**TASK ITEM:**
Scan the records for "heading". Report each line that includes it.

**ENTRIES PROVIDED:**
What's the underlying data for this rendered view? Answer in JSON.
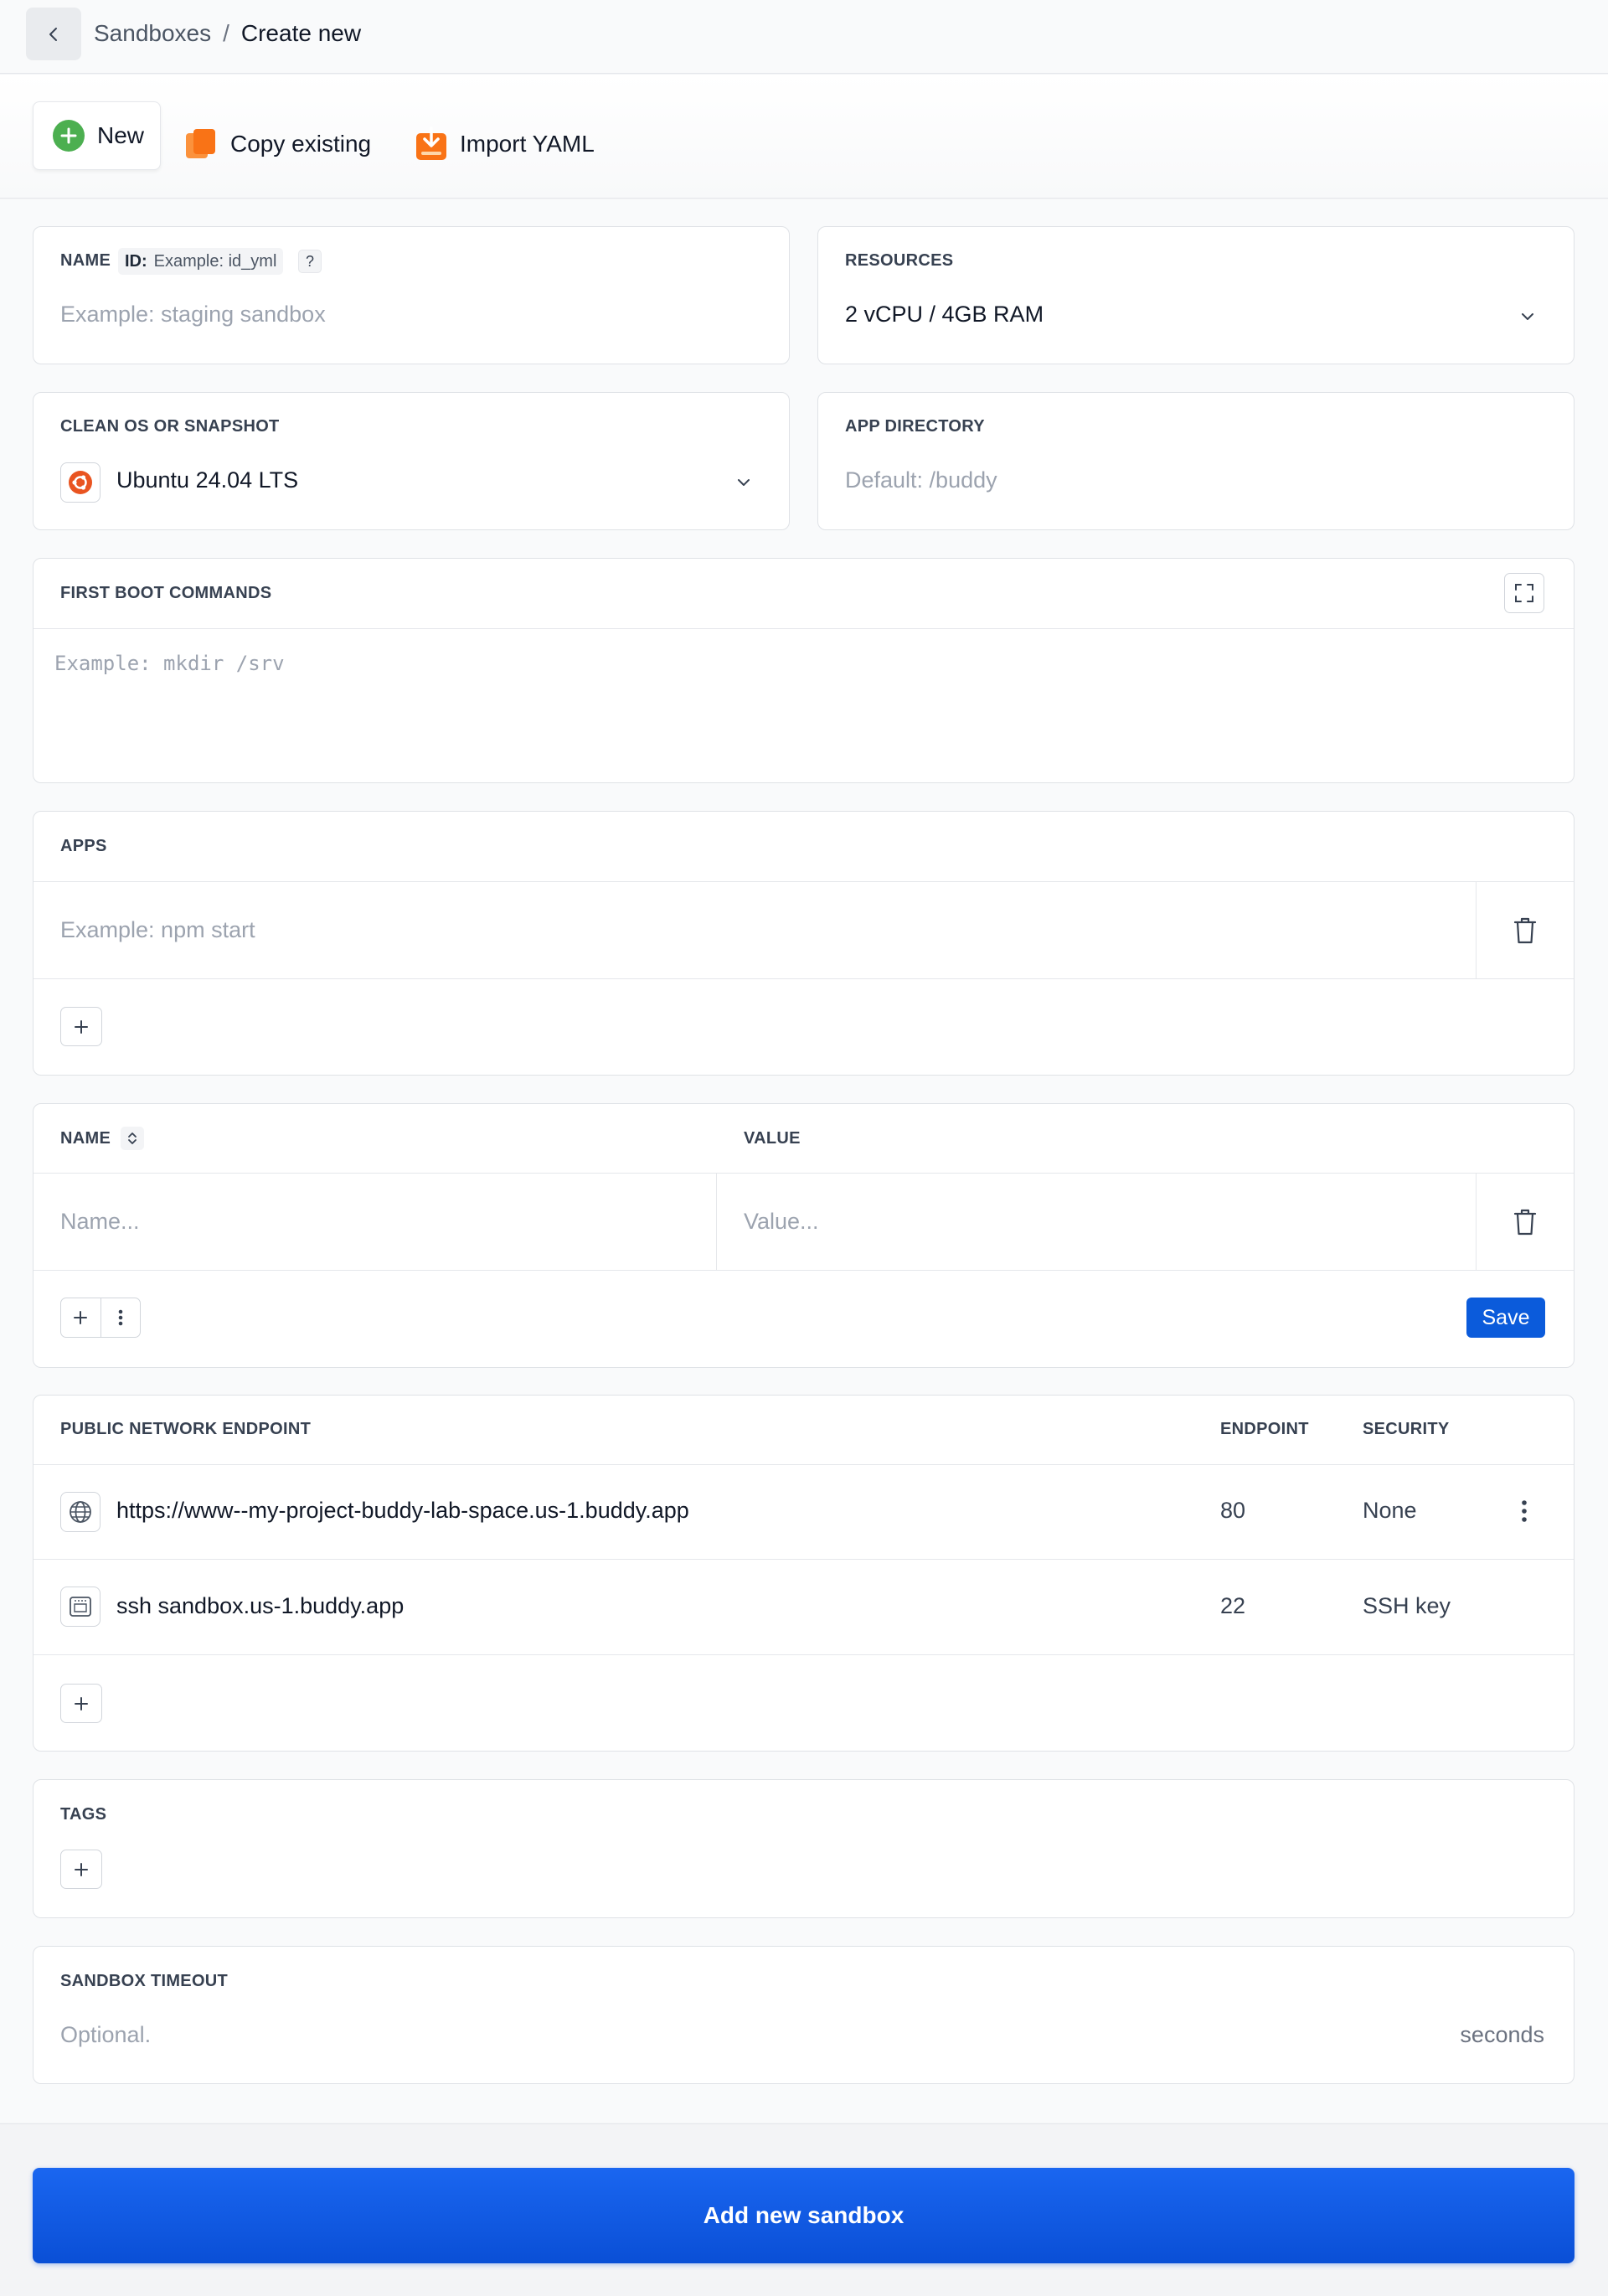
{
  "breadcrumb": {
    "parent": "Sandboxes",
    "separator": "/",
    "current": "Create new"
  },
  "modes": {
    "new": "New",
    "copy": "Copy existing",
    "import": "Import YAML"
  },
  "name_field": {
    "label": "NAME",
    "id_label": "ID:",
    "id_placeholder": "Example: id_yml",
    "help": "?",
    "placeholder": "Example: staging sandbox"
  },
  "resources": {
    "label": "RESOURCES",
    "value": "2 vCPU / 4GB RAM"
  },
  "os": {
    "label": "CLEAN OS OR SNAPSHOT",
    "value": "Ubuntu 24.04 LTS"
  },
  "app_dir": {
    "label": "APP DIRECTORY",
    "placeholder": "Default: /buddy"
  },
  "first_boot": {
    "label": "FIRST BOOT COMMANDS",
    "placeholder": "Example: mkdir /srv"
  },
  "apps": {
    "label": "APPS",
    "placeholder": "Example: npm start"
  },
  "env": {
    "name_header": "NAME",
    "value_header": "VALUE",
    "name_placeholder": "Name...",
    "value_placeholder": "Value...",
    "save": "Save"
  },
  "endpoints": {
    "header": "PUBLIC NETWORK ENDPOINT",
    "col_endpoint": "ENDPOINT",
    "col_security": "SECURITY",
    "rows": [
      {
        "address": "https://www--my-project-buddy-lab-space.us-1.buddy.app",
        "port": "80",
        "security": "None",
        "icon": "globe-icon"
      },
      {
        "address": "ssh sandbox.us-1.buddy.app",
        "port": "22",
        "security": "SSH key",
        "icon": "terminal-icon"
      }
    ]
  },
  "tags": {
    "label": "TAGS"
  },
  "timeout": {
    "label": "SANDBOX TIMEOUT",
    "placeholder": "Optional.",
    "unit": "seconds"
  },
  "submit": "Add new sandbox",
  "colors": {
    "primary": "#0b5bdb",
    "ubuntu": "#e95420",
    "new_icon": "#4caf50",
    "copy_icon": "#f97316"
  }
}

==

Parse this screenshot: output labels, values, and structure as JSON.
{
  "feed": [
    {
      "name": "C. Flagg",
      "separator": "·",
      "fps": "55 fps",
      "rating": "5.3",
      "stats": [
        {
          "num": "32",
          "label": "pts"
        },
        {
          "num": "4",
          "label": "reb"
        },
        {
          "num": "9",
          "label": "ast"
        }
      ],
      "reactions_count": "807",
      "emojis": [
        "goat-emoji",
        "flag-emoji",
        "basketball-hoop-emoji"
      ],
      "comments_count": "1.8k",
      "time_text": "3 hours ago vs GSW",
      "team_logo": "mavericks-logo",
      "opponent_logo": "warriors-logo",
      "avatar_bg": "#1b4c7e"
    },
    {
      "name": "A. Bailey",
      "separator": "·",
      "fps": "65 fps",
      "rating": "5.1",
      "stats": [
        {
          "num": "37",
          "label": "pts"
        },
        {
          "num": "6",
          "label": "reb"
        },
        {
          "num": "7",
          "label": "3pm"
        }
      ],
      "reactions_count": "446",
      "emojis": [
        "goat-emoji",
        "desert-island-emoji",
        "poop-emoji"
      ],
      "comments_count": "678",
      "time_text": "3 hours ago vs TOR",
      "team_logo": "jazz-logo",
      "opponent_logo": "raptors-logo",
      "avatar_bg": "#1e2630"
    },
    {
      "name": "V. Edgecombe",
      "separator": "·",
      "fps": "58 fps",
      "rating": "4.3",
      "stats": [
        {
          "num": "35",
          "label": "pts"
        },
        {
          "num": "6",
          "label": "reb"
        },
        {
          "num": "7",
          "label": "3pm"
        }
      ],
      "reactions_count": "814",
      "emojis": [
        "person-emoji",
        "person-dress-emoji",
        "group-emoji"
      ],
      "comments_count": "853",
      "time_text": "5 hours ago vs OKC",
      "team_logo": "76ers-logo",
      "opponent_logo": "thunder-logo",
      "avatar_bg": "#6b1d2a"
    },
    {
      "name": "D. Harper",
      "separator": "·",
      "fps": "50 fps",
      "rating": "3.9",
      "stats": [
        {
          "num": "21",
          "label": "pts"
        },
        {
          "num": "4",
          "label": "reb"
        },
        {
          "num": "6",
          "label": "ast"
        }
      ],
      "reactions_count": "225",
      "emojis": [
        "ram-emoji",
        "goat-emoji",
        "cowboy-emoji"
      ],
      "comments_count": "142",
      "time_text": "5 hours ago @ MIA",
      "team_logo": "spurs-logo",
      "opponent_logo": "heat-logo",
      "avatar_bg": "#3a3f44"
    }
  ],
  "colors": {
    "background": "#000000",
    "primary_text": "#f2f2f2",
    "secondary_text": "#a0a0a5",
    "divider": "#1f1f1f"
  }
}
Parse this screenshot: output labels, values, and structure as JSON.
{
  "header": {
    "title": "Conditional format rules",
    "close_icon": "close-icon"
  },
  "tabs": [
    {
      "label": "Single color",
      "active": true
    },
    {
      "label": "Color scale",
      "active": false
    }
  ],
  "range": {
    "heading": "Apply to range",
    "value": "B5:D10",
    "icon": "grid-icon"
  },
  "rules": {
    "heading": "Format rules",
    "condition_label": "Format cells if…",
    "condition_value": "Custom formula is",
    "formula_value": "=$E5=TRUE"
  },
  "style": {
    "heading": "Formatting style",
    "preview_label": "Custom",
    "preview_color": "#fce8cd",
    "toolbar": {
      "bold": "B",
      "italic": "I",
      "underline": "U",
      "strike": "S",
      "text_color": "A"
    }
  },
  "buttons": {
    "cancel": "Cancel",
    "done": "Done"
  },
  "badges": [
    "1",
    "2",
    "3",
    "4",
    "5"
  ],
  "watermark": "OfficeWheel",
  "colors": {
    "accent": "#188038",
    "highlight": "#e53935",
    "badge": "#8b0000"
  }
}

**EXERCISE RESULT:**
    "heading": "Apply to range",
    "heading": "Format rules",
    "heading": "Formatting style",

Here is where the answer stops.